By Matt Combs
November 5, 2018 - While it has been known for some time that coal production, particularly in southern West Virginia, had bounced slightly back in 2017, the United States Energy Information recently releasedits in-depth 2017 Annual Coal Report which offered further details to that bounce back.
According to the report, the five coal-producing counties in the Register-Herald distribution area —Fayette, Greenbrier, Nicholas, Raleigh and Wyoming — were home to 46 mines which produced nearly 15.6 million short tons of coal in 2017.
Expanded across all of the southern portions of the state, those figures expanded to 125 mines which produced over 46 million short tons of coal, which was a 27.1 percent increase in production from the year prior.

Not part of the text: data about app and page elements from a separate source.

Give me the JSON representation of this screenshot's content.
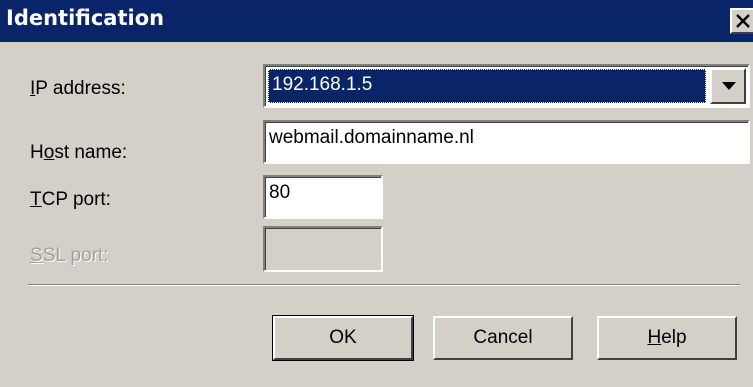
{
  "window": {
    "title": "Identification",
    "close_icon": "close-icon"
  },
  "fields": {
    "ip_address": {
      "label_accel": "I",
      "label_rest": "P address:",
      "value": "192.168.1.5",
      "arrow_icon": "chevron-down-icon"
    },
    "host_name": {
      "label_pre": "H",
      "label_accel": "o",
      "label_rest": "st name:",
      "value": "webmail.domainname.nl"
    },
    "tcp_port": {
      "label_accel": "T",
      "label_rest": "CP port:",
      "value": "80"
    },
    "ssl_port": {
      "label_accel": "S",
      "label_rest": "SL port:",
      "value": "",
      "disabled": true
    }
  },
  "buttons": {
    "ok": "OK",
    "cancel": "Cancel",
    "help_accel": "H",
    "help_rest": "elp"
  },
  "colors": {
    "titlebar": "#0a246a",
    "face": "#d4d0c8",
    "selection": "#0a246a"
  }
}
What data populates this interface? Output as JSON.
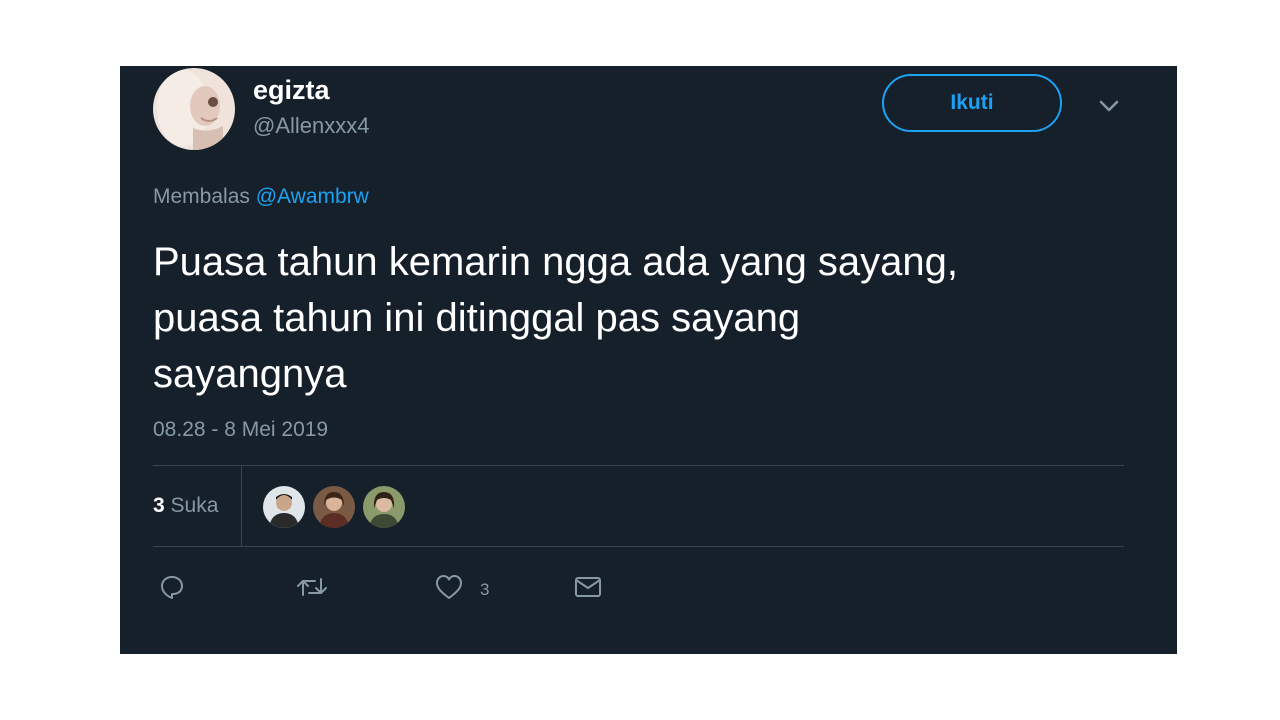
{
  "user": {
    "display_name": "egizta",
    "handle": "@Allenxxx4"
  },
  "header": {
    "follow_label": "Ikuti"
  },
  "reply": {
    "prefix": "Membalas",
    "mention": "@Awambrw"
  },
  "tweet": {
    "line1": "Puasa tahun kemarin ngga ada yang sayang,",
    "line2": "puasa tahun ini ditinggal pas sayang",
    "line3": "sayangnya",
    "timestamp": "08.28 - 8 Mei 2019"
  },
  "stats": {
    "likes_count": "3",
    "likes_label": "Suka"
  },
  "actions": {
    "reply_icon": "reply-icon",
    "retweet_icon": "retweet-icon",
    "like_icon": "heart-icon",
    "like_count": "3",
    "dm_icon": "envelope-icon"
  },
  "colors": {
    "background": "#15202b",
    "accent": "#1da1f2",
    "muted": "#8899a6",
    "divider": "#38444d"
  }
}
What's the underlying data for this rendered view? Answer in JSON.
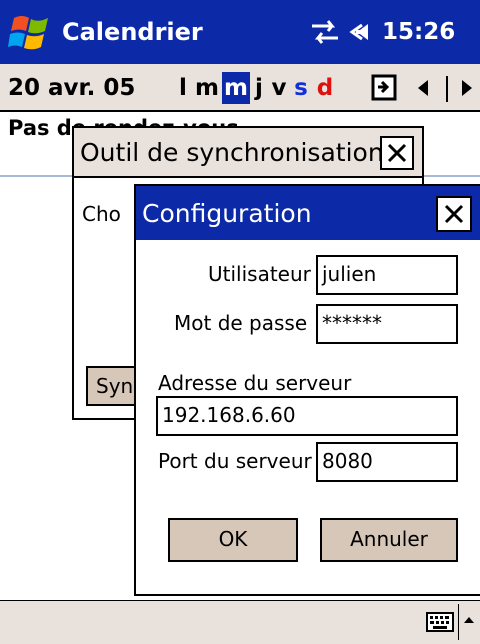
{
  "titlebar": {
    "app_title": "Calendrier",
    "clock": "15:26"
  },
  "navbar": {
    "date": "20 avr. 05",
    "days": [
      "l",
      "m",
      "m",
      "j",
      "v",
      "s",
      "d"
    ],
    "selected_day_index": 2
  },
  "agenda": {
    "empty_text": "Pas de rendez-vous"
  },
  "sync_dialog": {
    "title": "Outil de synchronisation",
    "choose_text": "Cho",
    "sync_button_label": "Syn"
  },
  "config_dialog": {
    "title": "Configuration",
    "user_label": "Utilisateur",
    "user_value": "julien",
    "password_label": "Mot de passe",
    "password_value": "******",
    "server_label": "Adresse du serveur",
    "server_value": "192.168.6.60",
    "port_label": "Port du serveur",
    "port_value": "8080",
    "ok_label": "OK",
    "cancel_label": "Annuler"
  },
  "colors": {
    "accent": "#0c2aa8",
    "chrome": "#e9e2dc",
    "button": "#d6c7b8",
    "saturday": "#1030d8",
    "sunday": "#e01010"
  },
  "icons": [
    "windows-start-icon",
    "sync-icon",
    "volume-icon",
    "goto-today-icon",
    "chevron-left-icon",
    "chevron-right-icon",
    "close-icon",
    "keyboard-icon",
    "chevron-up-icon"
  ]
}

In detail, Raleigh County had seven underground mines in 2017 which produced over 3.9 million short tons and 13 surface mines which produced over 6.1 million short tons of coal.
Wyoming County had six underground coal mines which produced over 3.3 million short tons of coal and eight surface mines which produced over 1.6 million short tons of coal.
Combined, Raleigh and Wyoming counties produced over 11.1 million short tons of coal, or approximately 24 percent of the total haul for the southern portion of the state.
In 2017, there were three underground mines in Fayette County which produced nearly 1.3 million short tons of coal along with five surface mines which produced over 1.8 million short tons of coal.
Greenbrier County was home to one underground operation in 2017 which produced 125,000 short tons of coal along with nine surface operations which produced 665,000 short tons of coal.
Nicholas County's sole operation, an underground mine, produced 517,000 short tons of coal.
The increase in production was paralleled by an increase in mining employment in southern West Virginia.
In 2017, average mine employees grew by 14.4 percent in the state from 11,561 to 13,222 with that growth really seen in the southern portion of the state.
Average mine employment in the southern portion of the state went from 7,413 in 2016 to 8,976 in 2017, a growth rate of 21.1 percent.
Another category which saw tremendous growth over the year was recoverable coal reserves at producing mines, a statistic that outlines the amount of coal that can be recovered from active mines.
While the national figure decreased by five percent, recoverable coal reserves in southern West Virginia grew by 42.2 percent from 680 million short tons to 967 million short tons of coal.
That same figure declined by 1.7 percent in the northern part of the state.
While the vast majority of coal mined in the United States is destined for energy consumption, southern West Virginia's supply of coal is nearly split in half between nonmetallurgical coal and metallurgical coal.
According to the data, the southern portion of the state produced over 21.4 million short tons of metallurgical coal in 2017, with over 54 percent of that coal destined for domestic use and the remaining destined for exports.
While production was up in the Mountain State, which continues to mine the second most coal in the nation, that production pales in comparison to mines in Wyoming.
At one mining location, the North Antelope Rochelle Mine in eastern Wyoming, miners hauled away nearly 101.6 million short tons of coal in 2017, nearly nine million more tons than the entire state of West Virginia and more than 13 percent of the nation's total coal production.
The most productive underground mine in the nation was the MC Number One in Illinois, which mined over 12.8 million short tons of coal in 2017.